- What you are asked to do
Within the listing below, how many lines hold the string "Kommentare"? Only the number is wanted.

- Records for processing
= = = = = = =
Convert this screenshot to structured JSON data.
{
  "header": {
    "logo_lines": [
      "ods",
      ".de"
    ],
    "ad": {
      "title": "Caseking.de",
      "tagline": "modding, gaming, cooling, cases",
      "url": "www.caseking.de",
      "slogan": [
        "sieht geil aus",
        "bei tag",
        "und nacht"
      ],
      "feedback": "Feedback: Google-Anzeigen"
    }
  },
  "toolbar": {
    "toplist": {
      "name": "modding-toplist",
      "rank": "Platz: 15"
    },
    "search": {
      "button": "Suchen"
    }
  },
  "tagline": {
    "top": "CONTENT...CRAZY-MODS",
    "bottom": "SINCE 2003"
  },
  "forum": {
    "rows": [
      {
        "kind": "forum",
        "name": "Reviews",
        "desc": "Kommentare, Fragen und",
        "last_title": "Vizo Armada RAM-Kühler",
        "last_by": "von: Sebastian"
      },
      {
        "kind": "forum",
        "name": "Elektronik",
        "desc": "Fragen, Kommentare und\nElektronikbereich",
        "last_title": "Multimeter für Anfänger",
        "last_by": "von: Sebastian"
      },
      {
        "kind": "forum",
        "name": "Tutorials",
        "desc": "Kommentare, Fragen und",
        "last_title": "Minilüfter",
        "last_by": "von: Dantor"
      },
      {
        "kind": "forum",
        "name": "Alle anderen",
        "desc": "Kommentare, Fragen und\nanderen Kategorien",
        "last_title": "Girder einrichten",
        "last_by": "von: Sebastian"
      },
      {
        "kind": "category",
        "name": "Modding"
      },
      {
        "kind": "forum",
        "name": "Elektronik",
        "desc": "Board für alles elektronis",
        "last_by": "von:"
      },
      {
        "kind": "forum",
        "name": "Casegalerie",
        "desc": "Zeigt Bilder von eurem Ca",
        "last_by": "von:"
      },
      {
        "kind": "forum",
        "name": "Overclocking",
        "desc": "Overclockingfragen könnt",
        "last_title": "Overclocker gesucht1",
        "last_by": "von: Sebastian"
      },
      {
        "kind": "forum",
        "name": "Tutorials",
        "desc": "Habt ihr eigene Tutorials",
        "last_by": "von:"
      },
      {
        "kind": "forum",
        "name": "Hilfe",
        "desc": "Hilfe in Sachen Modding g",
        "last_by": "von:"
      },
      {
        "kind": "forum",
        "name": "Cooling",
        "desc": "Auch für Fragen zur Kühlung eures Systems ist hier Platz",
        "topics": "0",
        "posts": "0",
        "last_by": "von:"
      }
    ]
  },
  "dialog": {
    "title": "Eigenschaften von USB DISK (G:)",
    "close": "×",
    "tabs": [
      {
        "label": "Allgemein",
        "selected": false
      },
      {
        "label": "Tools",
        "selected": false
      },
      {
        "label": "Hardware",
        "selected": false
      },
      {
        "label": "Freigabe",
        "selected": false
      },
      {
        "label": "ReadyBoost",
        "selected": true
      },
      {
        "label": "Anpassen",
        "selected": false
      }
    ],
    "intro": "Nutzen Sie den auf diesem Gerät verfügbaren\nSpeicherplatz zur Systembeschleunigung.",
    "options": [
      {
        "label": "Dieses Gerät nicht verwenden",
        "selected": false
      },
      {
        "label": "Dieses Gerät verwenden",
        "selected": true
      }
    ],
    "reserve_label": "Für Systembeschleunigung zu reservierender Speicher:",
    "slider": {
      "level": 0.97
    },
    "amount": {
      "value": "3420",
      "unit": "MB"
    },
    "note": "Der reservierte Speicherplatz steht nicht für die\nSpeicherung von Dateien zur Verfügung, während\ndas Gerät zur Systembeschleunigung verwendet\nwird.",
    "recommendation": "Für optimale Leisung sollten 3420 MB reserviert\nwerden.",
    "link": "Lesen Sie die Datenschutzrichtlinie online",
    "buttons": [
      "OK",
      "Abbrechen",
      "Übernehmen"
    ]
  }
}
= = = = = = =
- Solution to this task
4